Richard Hooker



Richard Hooker, 1554 – 1600, has been acclaimed as one of the founding fathers of Anglican theology.

Hooker was born around Easter 1554 in Heavitree, near Exeter. Having excelled at the local grammar school – Hooker’s family were not especially wealthy – he won a scholarship to Corpus Christi College in the University of Oxford. Hooker came up to Oxford under the patronage of John Jewel, the bishop of Salisbury. He kept company with prominent figures of the new Anglican Church; the great nephew of Thomas Cranmer, the complier of the Book of Common Prayer, and the son of the Archbishop of York were amongst his companions.

Richard Hooker left Oxford to take up his first living here at St Mary the Virgin, Drayton Beauchamp. Parish records state that he held the incumbency from 1584 to 1585, and a flurry of activity in the parish registers would suggest that he actually was resident in the parish. His biographer, Izaac Walton, writing 62 years after Hooker’s death tells the apocryphal tale of Hooker being stranded in Drayton Beauchamp, having to look after the sheep, his wife, and a crying baby. And of how his Oxford chum’s father, Edwin Sandys, Archbishop of York took pity of him and had him appointed to the Temple Church in London. However, in defence of Drayton Beauchamp, Walton’s tale has many stumbling points; firstly the parish was a wealthy living and the concept of the rector tending the sheep would have been unheard of, and secondly Hooker did not marry until 1588, three years after he left the benefice.

Once in London Hooker entered into the hot political scene. Mary Tudor (reigned 1553 – 1558) sought to restore England to Roman Catholicism and the authority of the Pope following the Protestant Reforms of her half brother, Edward VI. This brought the country into turmoil, and it fell to Elizabeth I to unify the Church and Sate in a moderately reformed and inclusive Christian nation. The Elizabethan Settlement and Act of Uniformity, 1559 effectively established the Church of England, its relationship to the State, and the use of the Book of Common Prayer.
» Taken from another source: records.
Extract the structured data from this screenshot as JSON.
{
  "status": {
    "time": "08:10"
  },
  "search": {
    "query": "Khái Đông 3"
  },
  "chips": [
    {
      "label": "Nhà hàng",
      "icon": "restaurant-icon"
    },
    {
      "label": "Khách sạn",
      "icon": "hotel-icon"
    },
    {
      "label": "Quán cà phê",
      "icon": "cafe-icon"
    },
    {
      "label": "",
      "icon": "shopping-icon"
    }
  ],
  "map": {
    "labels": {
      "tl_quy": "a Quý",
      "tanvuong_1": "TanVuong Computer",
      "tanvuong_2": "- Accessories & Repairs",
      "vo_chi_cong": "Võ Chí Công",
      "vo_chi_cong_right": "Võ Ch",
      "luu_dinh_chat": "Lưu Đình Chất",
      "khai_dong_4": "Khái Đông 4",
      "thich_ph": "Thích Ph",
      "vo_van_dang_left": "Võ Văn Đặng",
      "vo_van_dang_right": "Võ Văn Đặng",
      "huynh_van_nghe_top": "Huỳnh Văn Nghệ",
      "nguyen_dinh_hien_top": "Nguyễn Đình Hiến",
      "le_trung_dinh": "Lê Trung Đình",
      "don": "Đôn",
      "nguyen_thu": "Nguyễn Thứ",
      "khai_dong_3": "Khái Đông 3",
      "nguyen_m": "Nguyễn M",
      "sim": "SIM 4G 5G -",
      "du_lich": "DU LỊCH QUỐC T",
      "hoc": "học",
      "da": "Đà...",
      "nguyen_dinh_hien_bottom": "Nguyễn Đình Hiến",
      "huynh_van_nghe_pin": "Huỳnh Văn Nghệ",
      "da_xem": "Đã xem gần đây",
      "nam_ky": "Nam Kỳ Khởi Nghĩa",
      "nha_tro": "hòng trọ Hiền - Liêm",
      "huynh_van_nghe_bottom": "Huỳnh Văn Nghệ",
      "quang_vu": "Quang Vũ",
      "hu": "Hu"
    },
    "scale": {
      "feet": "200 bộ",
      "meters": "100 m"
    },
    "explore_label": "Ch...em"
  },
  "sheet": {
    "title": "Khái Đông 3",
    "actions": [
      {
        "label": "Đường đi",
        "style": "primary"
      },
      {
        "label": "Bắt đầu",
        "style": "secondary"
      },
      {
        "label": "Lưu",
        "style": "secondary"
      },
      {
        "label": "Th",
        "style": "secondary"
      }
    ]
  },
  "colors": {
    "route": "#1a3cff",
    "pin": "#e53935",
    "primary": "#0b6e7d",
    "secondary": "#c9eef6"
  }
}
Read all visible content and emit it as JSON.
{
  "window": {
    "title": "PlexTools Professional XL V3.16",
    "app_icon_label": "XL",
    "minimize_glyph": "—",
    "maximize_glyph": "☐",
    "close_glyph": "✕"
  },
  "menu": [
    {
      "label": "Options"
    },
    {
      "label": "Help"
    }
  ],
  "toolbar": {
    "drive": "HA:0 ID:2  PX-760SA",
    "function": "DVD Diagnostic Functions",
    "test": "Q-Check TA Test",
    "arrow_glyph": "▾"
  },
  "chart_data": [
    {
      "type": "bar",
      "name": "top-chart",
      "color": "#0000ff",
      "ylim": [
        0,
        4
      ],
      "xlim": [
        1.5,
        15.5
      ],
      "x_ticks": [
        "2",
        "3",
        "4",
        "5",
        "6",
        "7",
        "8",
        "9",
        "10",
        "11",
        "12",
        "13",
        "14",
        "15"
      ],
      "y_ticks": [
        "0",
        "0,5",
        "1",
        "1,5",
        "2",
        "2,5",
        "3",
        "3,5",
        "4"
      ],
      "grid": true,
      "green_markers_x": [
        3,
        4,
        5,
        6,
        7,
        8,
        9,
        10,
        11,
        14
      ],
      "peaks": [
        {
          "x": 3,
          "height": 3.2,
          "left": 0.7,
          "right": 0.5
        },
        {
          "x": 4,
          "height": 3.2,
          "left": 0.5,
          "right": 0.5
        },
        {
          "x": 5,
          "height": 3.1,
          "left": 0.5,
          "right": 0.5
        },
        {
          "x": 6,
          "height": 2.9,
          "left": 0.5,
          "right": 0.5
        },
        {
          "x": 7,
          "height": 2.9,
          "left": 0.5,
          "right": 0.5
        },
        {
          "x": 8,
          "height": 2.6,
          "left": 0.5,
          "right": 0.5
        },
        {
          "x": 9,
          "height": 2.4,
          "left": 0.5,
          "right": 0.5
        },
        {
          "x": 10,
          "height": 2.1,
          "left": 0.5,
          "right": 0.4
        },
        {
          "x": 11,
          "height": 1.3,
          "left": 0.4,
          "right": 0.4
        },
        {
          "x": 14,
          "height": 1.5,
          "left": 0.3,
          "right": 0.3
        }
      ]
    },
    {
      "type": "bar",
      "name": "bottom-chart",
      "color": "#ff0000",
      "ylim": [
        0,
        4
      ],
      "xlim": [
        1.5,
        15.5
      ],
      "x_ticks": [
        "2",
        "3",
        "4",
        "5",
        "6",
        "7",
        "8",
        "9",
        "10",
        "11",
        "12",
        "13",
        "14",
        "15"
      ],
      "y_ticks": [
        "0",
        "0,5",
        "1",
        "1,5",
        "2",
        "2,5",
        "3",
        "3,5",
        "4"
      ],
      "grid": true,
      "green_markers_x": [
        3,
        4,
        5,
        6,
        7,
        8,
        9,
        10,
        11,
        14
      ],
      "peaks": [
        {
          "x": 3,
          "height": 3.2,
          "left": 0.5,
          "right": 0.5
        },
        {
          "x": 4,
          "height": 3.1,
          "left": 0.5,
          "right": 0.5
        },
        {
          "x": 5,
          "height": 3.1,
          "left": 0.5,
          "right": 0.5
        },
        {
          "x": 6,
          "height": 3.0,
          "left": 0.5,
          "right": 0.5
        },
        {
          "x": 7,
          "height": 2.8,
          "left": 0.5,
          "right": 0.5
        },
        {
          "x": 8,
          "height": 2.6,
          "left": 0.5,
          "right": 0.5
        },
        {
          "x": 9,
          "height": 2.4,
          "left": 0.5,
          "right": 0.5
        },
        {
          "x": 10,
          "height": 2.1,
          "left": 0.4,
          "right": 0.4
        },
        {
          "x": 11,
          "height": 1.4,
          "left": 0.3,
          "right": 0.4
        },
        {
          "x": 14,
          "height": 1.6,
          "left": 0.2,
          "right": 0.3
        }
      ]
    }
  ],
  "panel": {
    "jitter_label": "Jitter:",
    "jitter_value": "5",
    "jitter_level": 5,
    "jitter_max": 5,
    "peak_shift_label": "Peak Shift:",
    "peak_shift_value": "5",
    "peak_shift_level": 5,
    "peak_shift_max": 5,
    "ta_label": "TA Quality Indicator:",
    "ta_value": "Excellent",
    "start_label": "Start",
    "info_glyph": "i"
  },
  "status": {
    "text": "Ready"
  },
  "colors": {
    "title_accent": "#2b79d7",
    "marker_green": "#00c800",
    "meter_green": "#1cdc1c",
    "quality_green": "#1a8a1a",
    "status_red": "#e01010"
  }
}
The Temple church, whose congregation contained many lawyers and judges, had become a centre for the radical, puritan elements of Calvinist theology and Presbyterian liturgy, which Elizabeth had been keen to suppress, as she sought to establish her ‘via media’ between Rome and Geneva. Hooker’s assistant. Walter Travers, a Reader and an arch-Calvinst used his pulpit platform to refute the moderate, inclusive sermons of Hooker. It was to be this great debate, this battle of the pulpit, which provided much of the inspiration and material for Hooker’s great apologia and treatise on Anglicanism, ‘Of the Laws of Ecclesiastical Polity.’

Ecclesiastical Polity means the governance of the Church, and it is through the lens of how the church is governed that Hooker expresses his Anglican theological identity. He saw the Church of England as being a middle way, a via media between the extremes of the authority of the Roman Church and the doctrinal arguments of the Lutheran and Calvinist, Protestant Churches. The overriding principle of Anglicanism was to be the use of tradition and reason, especially when interpreting the Scriptures, as well as reference to the context, “Words must be taken according to the matter whereof they are uttered.” (Book 4.11.7]

Hooker left the Temple in 1591 to take up a largely absentee appointment as a minor canon of Salisbury Cathedral and vicar of Boscombe. His final appointment was as Rector of Bishopbourne in Kent, where he died on 3rd November 1600.

The value of Hooker’s legacy is inestimable, and especially his fifth of his Laws, ‘On Anglican Faith and Worship’. It has been indispensible in understanding the practise and purpose of worship and church life, ranging from prayer, the Sacraments, furnishings, to the naming of churches. But it is more his principles of using reason and tradition, as well as authority in understanding how the church can be the living body of Christ on earth. In the twenty-first century, it would be of much merit for the hierarchy of the Anglican Church to remember the all inclusive via media championed by Elizabeth I and Hooker.